• **EXERCISE REQUIREMENTS**:
The entries must be restated exactly as written.
BEGIN
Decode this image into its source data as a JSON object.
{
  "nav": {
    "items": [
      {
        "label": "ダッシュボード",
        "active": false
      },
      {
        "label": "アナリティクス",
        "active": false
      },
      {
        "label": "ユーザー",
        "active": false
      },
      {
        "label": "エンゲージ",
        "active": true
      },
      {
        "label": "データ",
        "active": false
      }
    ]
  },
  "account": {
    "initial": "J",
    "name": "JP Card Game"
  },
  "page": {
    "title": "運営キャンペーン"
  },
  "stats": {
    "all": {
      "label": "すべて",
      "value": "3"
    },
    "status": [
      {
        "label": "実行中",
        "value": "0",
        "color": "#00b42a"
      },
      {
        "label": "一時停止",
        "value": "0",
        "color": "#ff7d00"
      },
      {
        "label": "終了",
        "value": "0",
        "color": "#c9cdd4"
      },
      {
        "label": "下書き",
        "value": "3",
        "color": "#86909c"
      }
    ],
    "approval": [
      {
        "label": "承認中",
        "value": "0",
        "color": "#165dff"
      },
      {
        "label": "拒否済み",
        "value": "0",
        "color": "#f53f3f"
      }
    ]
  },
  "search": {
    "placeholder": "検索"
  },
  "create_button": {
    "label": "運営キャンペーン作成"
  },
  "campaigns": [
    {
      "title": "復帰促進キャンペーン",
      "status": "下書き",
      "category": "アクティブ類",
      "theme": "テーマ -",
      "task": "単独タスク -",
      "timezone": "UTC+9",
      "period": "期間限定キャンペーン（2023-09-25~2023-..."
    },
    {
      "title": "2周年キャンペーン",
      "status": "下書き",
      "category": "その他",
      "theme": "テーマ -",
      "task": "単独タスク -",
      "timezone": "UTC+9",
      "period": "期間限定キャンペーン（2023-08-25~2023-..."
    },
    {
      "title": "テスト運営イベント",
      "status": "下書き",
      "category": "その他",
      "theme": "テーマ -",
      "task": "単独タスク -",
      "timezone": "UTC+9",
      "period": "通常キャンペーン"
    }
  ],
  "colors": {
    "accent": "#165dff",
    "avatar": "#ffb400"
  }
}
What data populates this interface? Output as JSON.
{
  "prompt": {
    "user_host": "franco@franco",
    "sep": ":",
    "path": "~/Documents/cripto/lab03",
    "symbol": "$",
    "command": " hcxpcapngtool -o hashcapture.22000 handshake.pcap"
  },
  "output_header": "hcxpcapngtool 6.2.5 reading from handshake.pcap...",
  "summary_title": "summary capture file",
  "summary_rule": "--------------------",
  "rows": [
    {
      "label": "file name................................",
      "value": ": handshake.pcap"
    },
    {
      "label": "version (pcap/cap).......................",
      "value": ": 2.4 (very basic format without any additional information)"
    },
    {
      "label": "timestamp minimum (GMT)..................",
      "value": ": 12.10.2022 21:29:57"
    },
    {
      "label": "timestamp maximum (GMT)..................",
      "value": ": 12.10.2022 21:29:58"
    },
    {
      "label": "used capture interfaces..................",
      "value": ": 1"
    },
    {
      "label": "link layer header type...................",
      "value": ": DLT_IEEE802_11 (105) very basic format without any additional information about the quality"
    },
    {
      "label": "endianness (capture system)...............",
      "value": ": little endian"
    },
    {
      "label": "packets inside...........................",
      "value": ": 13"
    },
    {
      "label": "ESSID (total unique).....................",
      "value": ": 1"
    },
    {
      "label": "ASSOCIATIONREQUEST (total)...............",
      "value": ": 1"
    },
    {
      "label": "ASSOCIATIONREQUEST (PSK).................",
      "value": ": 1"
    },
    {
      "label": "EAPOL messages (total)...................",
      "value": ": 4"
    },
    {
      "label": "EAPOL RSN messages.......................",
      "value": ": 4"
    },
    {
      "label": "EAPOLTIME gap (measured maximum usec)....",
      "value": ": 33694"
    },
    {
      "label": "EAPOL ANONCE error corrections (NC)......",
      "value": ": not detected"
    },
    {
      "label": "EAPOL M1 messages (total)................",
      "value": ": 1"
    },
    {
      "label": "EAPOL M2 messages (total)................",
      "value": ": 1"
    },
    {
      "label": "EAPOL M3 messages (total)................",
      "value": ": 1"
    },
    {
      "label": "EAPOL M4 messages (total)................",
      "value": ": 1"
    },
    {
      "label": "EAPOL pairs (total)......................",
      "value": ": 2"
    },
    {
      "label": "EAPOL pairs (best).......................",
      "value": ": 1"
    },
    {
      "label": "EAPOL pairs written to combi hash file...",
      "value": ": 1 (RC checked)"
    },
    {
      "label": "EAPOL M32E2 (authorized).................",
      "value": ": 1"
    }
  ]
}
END
• **SOLUTION BELOW**:
Decode this image into its source data as a JSON object.
{
  "nav": {
    "items": [
      {
        "label": "ダッシュボード",
        "active": false
      },
      {
        "label": "アナリティクス",
        "active": false
      },
      {
        "label": "ユーザー",
        "active": false
      },
      {
        "label": "エンゲージ",
        "active": true
      },
      {
        "label": "データ",
        "active": false
      }
    ]
  },
  "account": {
    "initial": "J",
    "name": "JP Card Game"
  },
  "page": {
    "title": "運営キャンペーン"
  },
  "stats": {
    "all": {
      "label": "すべて",
      "value": "3"
    },
    "status": [
      {
        "label": "実行中",
        "value": "0",
        "color": "#00b42a"
      },
      {
        "label": "一時停止",
        "value": "0",
        "color": "#ff7d00"
      },
      {
        "label": "終了",
        "value": "0",
        "color": "#c9cdd4"
      },
      {
        "label": "下書き",
        "value": "3",
        "color": "#86909c"
      }
    ],
    "approval": [
      {
        "label": "承認中",
        "value": "0",
        "color": "#165dff"
      },
      {
        "label": "拒否済み",
        "value": "0",
        "color": "#f53f3f"
      }
    ]
  },
  "search": {
    "placeholder": "検索"
  },
  "create_button": {
    "label": "運営キャンペーン作成"
  },
  "campaigns": [
    {
      "title": "復帰促進キャンペーン",
      "status": "下書き",
      "category": "アクティブ類",
      "theme": "テーマ -",
      "task": "単独タスク -",
      "timezone": "UTC+9",
      "period": "期間限定キャンペーン（2023-09-25~2023-..."
    },
    {
      "title": "2周年キャンペーン",
      "status": "下書き",
      "category": "その他",
      "theme": "テーマ -",
      "task": "単独タスク -",
      "timezone": "UTC+9",
      "period": "期間限定キャンペーン（2023-08-25~2023-..."
    },
    {
      "title": "テスト運営イベント",
      "status": "下書き",
      "category": "その他",
      "theme": "テーマ -",
      "task": "単独タスク -",
      "timezone": "UTC+9",
      "period": "通常キャンペーン"
    }
  ],
  "colors": {
    "accent": "#165dff",
    "avatar": "#ffb400"
  }
}
What data populates this interface? Output as JSON.
{
  "prompt": {
    "user_host": "franco@franco",
    "sep": ":",
    "path": "~/Documents/cripto/lab03",
    "symbol": "$",
    "command": " hcxpcapngtool -o hashcapture.22000 handshake.pcap"
  },
  "output_header": "hcxpcapngtool 6.2.5 reading from handshake.pcap...",
  "summary_title": "summary capture file",
  "summary_rule": "--------------------",
  "rows": [
    {
      "label": "file name................................",
      "value": ": handshake.pcap"
    },
    {
      "label": "version (pcap/cap).......................",
      "value": ": 2.4 (very basic format without any additional information)"
    },
    {
      "label": "timestamp minimum (GMT)..................",
      "value": ": 12.10.2022 21:29:57"
    },
    {
      "label": "timestamp maximum (GMT)..................",
      "value": ": 12.10.2022 21:29:58"
    },
    {
      "label": "used capture interfaces..................",
      "value": ": 1"
    },
    {
      "label": "link layer header type...................",
      "value": ": DLT_IEEE802_11 (105) very basic format without any additional information about the quality"
    },
    {
      "label": "endianness (capture system)...............",
      "value": ": little endian"
    },
    {
      "label": "packets inside...........................",
      "value": ": 13"
    },
    {
      "label": "ESSID (total unique).....................",
      "value": ": 1"
    },
    {
      "label": "ASSOCIATIONREQUEST (total)...............",
      "value": ": 1"
    },
    {
      "label": "ASSOCIATIONREQUEST (PSK).................",
      "value": ": 1"
    },
    {
      "label": "EAPOL messages (total)...................",
      "value": ": 4"
    },
    {
      "label": "EAPOL RSN messages.......................",
      "value": ": 4"
    },
    {
      "label": "EAPOLTIME gap (measured maximum usec)....",
      "value": ": 33694"
    },
    {
      "label": "EAPOL ANONCE error corrections (NC)......",
      "value": ": not detected"
    },
    {
      "label": "EAPOL M1 messages (total)................",
      "value": ": 1"
    },
    {
      "label": "EAPOL M2 messages (total)................",
      "value": ": 1"
    },
    {
      "label": "EAPOL M3 messages (total)................",
      "value": ": 1"
    },
    {
      "label": "EAPOL M4 messages (total)................",
      "value": ": 1"
    },
    {
      "label": "EAPOL pairs (total)......................",
      "value": ": 2"
    },
    {
      "label": "EAPOL pairs (best).......................",
      "value": ": 1"
    },
    {
      "label": "EAPOL pairs written to combi hash file...",
      "value": ": 1 (RC checked)"
    },
    {
      "label": "EAPOL M32E2 (authorized).................",
      "value": ": 1"
    }
  ]
}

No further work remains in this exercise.